TASK OBJECTIVE: Please print every record exactly as it stands, leaving out the pictures.

START RECORDS SHOWN

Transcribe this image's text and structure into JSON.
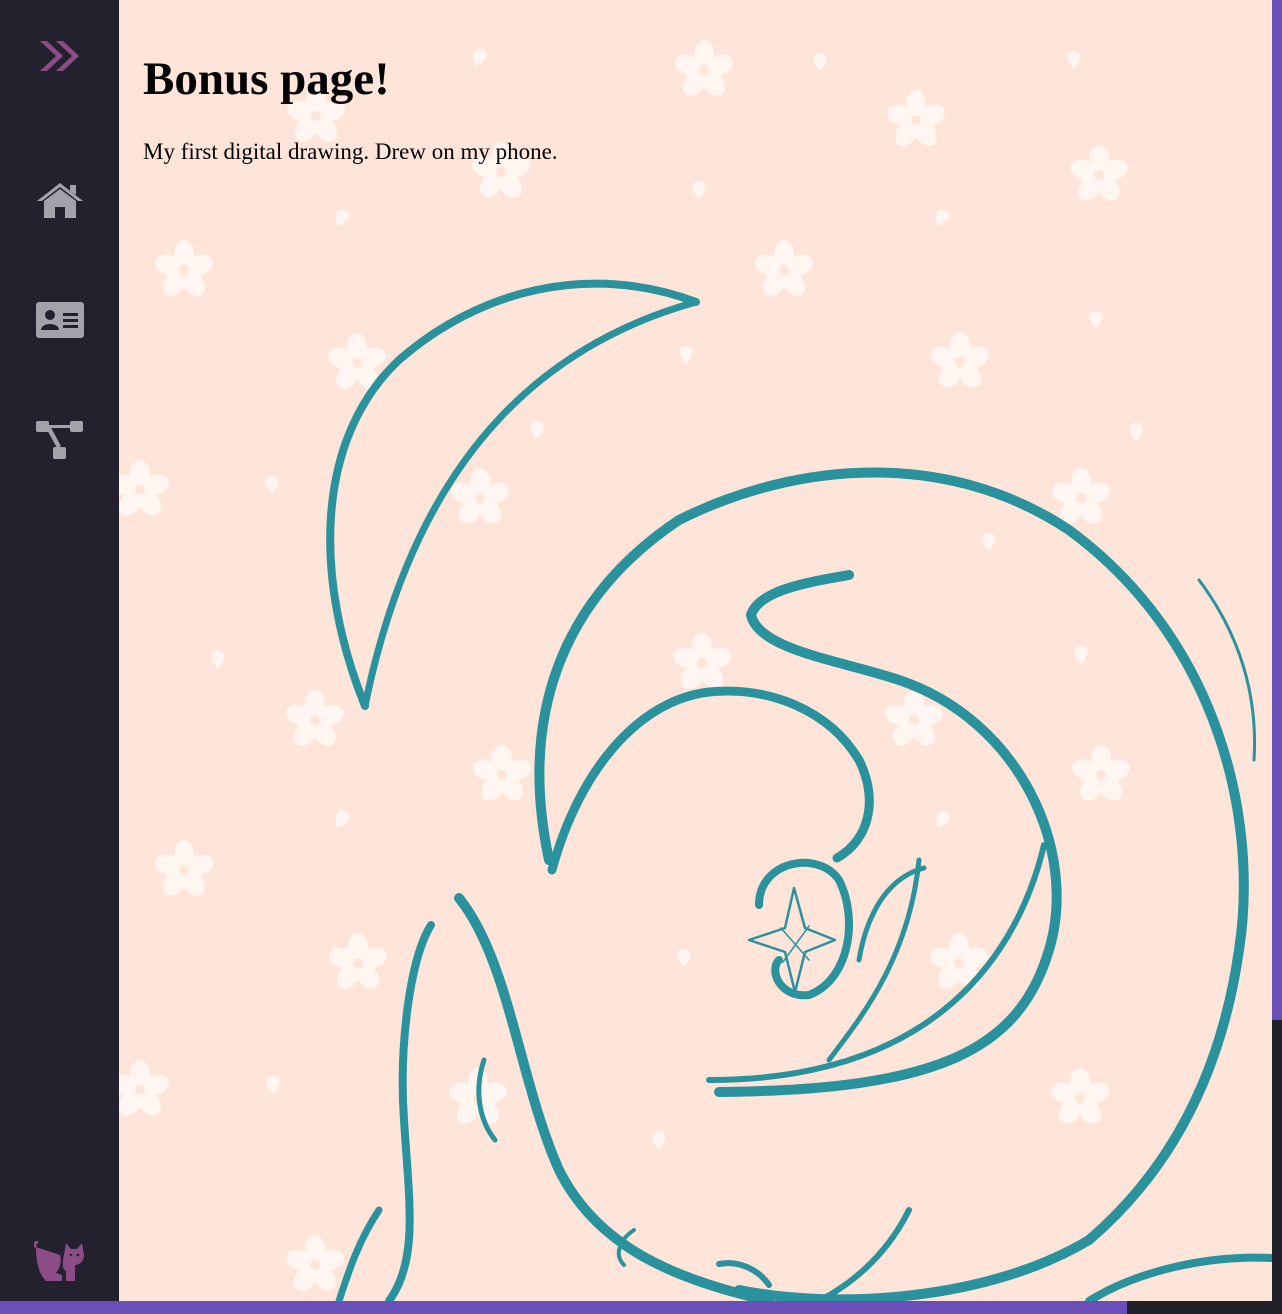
{
  "page": {
    "title": "Bonus page!",
    "caption": "My first digital drawing. Drew on my phone."
  },
  "sidebar": {
    "items": [
      {
        "icon": "double-chevron-right-icon",
        "color": "#8c4d86"
      },
      {
        "icon": "home-icon",
        "color": "#a3a1a9"
      },
      {
        "icon": "id-card-icon",
        "color": "#a3a1a9"
      },
      {
        "icon": "sitemap-icon",
        "color": "#a3a1a9"
      },
      {
        "icon": "cat-icon",
        "color": "#8c4d86"
      }
    ]
  },
  "colors": {
    "sidebar_bg": "#23212d",
    "page_bg": "#ffe4da",
    "accent": "#6a4fb8",
    "ink": "#2a929c",
    "flower": "#fff6f1"
  }
}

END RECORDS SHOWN

EXPECTED ANSWER:
Transcribe this image's text and structure into JSON.
{
  "page": {
    "title": "Bonus page!",
    "caption": "My first digital drawing. Drew on my phone."
  },
  "sidebar": {
    "items": [
      {
        "icon": "double-chevron-right-icon",
        "color": "#8c4d86"
      },
      {
        "icon": "home-icon",
        "color": "#a3a1a9"
      },
      {
        "icon": "id-card-icon",
        "color": "#a3a1a9"
      },
      {
        "icon": "sitemap-icon",
        "color": "#a3a1a9"
      },
      {
        "icon": "cat-icon",
        "color": "#8c4d86"
      }
    ]
  },
  "colors": {
    "sidebar_bg": "#23212d",
    "page_bg": "#ffe4da",
    "accent": "#6a4fb8",
    "ink": "#2a929c",
    "flower": "#fff6f1"
  }
}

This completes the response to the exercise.